If you are a seaman and you sustained an injury while at work, then you may be able to claim damages under the Jones Act. However, there are several requirements that you must meet.
If you fail to follow the correct procedures, then your claim may not be successful. A personal-injury attorney who is well versed in the Jones Act can guide you through the claims process.
If you were injured while working on a boat, contact a Montgomery personal-injury attorney from Morris Bart & Associates, LLC. We can evaluate your case, gather evidence, structure your claim and handle settlement negotiations. If your case goes to trial, we have the litigation experience to find success in court.
Call 800-537-8185 to schedule a consultation. Until then, read on to learn four important steps to take when filing a claim under the Jones Act:
- Report the Incident
According to the Federal Maritime Commission, you must report the work-related injury within seven days. However, it is best to report the injury as soon as it happens. You can report it to the captain, your superior or any supervisor on the ship. If the seven-day timeframe expires, then the insurance company or at-fault party may refute your claim.
- Submit a Statement
Most shipping companies require injured workers to complete accident reports that detail the causes of their injuries. You should complete this report as soon as possible.
Do not fill out an incident report if you are feeling unwell due to the injury or medication. It may be wise to seek the help of a personal-injury attorney. If your injury was the result of negligence but you do not state this on the report, then it may be difficult to recover compensation under the Jones Act.

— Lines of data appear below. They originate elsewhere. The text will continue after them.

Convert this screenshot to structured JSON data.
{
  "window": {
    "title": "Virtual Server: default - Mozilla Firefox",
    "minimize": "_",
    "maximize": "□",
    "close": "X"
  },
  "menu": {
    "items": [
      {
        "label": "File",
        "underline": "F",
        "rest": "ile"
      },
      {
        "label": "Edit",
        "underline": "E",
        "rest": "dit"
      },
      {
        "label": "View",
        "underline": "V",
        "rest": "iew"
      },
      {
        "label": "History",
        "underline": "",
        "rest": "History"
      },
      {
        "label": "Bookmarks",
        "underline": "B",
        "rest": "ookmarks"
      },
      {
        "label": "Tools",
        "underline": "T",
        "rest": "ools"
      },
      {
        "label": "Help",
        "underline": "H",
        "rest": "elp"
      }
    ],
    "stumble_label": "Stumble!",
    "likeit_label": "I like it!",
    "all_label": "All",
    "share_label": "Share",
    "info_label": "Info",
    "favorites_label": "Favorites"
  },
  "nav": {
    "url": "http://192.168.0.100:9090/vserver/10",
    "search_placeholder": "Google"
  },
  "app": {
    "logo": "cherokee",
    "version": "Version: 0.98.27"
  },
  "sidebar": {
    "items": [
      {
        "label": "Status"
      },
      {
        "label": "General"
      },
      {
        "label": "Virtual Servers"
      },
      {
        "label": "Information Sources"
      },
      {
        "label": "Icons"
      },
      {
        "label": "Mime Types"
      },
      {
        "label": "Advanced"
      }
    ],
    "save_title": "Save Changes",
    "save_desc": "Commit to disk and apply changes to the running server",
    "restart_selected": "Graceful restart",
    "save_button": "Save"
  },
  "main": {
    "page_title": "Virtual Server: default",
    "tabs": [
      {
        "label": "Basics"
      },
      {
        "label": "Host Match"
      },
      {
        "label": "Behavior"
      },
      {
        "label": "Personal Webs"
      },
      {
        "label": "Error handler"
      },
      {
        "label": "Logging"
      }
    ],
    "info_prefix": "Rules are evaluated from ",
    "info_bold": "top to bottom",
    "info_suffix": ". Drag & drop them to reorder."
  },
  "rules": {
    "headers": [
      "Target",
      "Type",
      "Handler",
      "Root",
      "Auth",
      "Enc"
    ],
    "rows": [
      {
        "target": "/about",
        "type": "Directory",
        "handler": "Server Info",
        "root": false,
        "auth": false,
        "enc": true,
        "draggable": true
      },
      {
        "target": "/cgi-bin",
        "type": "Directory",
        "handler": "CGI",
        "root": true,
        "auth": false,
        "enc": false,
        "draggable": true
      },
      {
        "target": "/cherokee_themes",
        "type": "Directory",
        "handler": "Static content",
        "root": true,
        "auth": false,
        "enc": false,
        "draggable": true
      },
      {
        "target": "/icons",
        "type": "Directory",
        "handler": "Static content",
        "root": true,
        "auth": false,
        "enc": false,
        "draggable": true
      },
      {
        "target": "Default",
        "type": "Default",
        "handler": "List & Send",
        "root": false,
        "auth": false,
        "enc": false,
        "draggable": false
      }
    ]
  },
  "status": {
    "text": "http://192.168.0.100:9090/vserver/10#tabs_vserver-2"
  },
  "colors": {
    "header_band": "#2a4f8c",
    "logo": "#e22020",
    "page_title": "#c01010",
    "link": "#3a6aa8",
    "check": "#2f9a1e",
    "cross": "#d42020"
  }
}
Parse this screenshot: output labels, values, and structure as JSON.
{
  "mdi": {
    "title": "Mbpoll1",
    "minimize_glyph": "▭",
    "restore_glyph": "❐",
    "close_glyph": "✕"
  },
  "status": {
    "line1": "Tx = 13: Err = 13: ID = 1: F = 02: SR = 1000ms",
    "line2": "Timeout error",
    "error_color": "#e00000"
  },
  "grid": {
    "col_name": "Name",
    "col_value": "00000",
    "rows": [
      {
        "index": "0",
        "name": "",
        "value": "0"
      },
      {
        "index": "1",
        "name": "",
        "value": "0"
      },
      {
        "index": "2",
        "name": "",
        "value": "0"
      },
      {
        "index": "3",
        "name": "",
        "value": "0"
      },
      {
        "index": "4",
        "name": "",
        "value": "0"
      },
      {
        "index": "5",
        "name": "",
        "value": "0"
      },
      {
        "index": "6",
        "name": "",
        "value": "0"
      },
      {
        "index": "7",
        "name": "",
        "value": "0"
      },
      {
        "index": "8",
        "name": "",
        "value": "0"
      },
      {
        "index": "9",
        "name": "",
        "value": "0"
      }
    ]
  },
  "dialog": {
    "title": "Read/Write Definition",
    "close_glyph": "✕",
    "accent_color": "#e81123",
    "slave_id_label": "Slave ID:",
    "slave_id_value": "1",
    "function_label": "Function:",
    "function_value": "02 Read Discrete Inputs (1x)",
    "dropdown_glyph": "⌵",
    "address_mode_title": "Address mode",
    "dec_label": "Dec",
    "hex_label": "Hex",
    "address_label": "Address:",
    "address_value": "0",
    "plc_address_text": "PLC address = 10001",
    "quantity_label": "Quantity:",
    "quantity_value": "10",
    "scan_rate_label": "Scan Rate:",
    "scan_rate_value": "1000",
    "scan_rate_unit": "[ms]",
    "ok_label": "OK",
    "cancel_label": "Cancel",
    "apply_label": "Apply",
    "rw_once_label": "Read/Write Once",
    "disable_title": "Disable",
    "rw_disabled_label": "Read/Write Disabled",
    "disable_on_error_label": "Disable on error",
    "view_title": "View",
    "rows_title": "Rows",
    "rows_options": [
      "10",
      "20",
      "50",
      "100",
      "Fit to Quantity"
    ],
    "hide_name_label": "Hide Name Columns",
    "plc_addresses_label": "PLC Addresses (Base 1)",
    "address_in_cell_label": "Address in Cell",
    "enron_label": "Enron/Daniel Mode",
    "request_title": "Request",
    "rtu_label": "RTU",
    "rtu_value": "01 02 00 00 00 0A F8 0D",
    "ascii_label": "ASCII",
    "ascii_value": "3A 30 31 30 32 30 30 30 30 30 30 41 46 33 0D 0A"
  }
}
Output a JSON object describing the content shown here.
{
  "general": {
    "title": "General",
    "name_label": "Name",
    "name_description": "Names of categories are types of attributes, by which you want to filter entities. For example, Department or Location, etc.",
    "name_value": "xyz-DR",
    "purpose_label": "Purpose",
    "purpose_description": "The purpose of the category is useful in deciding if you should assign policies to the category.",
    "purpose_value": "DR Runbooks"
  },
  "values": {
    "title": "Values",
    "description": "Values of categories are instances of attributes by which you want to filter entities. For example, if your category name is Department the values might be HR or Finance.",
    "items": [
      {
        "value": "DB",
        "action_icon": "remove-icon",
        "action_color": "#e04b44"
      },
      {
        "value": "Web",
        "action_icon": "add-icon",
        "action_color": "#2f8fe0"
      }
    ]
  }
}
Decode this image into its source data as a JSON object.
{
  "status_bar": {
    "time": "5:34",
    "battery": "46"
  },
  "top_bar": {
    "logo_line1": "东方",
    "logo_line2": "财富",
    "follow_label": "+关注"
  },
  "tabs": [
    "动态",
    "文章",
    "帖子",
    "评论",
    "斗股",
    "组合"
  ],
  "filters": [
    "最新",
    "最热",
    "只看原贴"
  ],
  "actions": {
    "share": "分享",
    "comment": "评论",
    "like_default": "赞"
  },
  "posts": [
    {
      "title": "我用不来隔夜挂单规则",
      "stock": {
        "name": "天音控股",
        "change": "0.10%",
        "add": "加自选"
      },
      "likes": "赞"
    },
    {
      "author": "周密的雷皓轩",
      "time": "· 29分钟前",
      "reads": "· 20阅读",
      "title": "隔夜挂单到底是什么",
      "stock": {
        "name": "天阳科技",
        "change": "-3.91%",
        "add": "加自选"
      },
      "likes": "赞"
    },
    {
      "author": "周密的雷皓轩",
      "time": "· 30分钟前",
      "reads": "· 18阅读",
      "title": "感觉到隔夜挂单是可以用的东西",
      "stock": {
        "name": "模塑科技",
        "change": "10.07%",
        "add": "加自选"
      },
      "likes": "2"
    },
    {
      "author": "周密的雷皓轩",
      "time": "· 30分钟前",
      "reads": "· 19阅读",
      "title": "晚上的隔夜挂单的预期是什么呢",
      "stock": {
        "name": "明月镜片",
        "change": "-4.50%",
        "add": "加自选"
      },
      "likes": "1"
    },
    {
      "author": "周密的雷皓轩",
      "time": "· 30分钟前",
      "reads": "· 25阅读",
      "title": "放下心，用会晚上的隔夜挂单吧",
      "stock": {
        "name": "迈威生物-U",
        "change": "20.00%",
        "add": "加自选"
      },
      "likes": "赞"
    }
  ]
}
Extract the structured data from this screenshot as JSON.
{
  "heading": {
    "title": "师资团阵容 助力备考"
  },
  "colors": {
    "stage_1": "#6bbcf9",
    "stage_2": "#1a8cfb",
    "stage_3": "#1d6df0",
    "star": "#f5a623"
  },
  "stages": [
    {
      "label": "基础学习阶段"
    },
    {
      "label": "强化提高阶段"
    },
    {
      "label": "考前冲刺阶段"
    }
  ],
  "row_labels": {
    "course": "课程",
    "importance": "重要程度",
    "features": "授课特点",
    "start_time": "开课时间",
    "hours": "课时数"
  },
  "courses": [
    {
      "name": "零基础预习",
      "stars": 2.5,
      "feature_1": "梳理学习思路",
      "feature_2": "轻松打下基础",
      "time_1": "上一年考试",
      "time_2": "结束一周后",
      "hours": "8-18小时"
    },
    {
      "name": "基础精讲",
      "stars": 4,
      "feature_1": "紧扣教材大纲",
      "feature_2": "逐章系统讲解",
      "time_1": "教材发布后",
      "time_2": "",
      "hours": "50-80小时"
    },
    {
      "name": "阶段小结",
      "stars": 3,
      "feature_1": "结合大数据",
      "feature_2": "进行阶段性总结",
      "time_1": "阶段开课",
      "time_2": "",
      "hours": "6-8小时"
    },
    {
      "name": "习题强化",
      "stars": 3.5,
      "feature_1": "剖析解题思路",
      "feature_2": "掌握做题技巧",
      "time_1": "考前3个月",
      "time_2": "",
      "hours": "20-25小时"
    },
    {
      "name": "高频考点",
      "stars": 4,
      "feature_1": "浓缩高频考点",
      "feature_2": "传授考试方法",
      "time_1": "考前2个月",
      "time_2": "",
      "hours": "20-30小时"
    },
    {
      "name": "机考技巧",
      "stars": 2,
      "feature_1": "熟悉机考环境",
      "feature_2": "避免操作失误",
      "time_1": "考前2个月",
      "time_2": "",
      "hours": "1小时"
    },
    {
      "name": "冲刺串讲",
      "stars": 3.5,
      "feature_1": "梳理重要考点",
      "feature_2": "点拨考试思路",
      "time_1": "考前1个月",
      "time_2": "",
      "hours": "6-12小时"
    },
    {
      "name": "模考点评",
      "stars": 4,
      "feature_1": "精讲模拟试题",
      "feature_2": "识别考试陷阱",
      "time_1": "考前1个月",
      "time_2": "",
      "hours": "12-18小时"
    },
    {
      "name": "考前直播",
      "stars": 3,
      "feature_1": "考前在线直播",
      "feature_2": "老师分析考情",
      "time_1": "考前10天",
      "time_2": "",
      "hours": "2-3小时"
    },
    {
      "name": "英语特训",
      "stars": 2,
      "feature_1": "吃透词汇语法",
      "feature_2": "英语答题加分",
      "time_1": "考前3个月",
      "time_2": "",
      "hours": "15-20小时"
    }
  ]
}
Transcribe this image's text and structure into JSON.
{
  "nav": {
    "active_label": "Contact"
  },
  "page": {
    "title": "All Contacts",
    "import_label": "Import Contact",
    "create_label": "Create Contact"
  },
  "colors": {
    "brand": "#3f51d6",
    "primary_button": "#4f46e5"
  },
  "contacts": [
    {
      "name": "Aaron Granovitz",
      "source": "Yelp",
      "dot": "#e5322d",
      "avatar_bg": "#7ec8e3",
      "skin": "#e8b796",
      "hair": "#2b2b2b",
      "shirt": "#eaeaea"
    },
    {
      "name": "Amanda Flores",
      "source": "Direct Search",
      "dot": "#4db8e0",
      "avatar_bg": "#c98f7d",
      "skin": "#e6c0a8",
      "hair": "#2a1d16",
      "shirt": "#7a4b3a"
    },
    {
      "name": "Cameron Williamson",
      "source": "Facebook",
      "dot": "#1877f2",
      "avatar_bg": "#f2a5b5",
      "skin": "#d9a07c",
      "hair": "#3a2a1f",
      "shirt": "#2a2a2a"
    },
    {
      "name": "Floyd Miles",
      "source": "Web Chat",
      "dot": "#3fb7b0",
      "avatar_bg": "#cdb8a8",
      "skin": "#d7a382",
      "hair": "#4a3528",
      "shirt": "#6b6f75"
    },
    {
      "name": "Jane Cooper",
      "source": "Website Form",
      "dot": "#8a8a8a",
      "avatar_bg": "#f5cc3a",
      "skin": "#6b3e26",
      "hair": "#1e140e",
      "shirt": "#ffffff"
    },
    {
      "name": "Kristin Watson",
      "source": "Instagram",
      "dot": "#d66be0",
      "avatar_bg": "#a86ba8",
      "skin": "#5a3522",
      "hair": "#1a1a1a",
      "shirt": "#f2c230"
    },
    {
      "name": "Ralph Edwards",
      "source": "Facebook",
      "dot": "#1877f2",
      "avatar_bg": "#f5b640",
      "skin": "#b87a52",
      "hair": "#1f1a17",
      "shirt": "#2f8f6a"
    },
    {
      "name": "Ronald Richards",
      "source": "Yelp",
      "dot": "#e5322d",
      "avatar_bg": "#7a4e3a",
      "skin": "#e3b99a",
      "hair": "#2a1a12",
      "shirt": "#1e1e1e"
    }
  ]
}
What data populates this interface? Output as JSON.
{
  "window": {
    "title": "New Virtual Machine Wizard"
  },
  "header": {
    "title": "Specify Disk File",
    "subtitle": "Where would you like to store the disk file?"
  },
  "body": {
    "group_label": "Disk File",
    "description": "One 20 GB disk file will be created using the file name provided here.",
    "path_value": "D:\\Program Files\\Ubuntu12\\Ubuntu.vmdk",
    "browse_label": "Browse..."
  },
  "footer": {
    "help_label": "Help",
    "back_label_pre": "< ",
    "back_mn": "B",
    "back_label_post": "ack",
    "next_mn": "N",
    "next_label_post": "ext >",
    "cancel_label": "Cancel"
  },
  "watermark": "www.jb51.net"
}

If you feel uncomfortable placing the blame on your employer, or if you feel this may jeopardize your future employment, then you can state that you are unsure who caused the accident. Do not give the insurer a written or recorded statement until you have discussed the matter with a personal-injury lawyer.
- Consult a Doctor
Seek medical attention as soon as possible after the accident. Your employer must take reasonable measures to ensure that you receive adequate care – even if you are at sea. This may involve a medical evacuation with the Coast Guard or treatment at a nearby facility. Once you are back in the United States, you should take control of your medical treatment and keep a record of all appointments.
- Contact a Personal-Injury Attorney
A personal-injury attorney can evaluate your accident and guide you through the claims process. Insurers may try to avoid paying for your medical treatment or manipulate you into accepting a settlement that will not cover your ongoing expenses. An accident lawyer can quantify your damages and represent your interests.
A Montgomery personal-injury lawyer from Morris Bart & Associates, LLC can evaluate your accident, gather evidence and handle settlement negotiations on your behalf. Schedule a consultation today by calling 800-537-8185.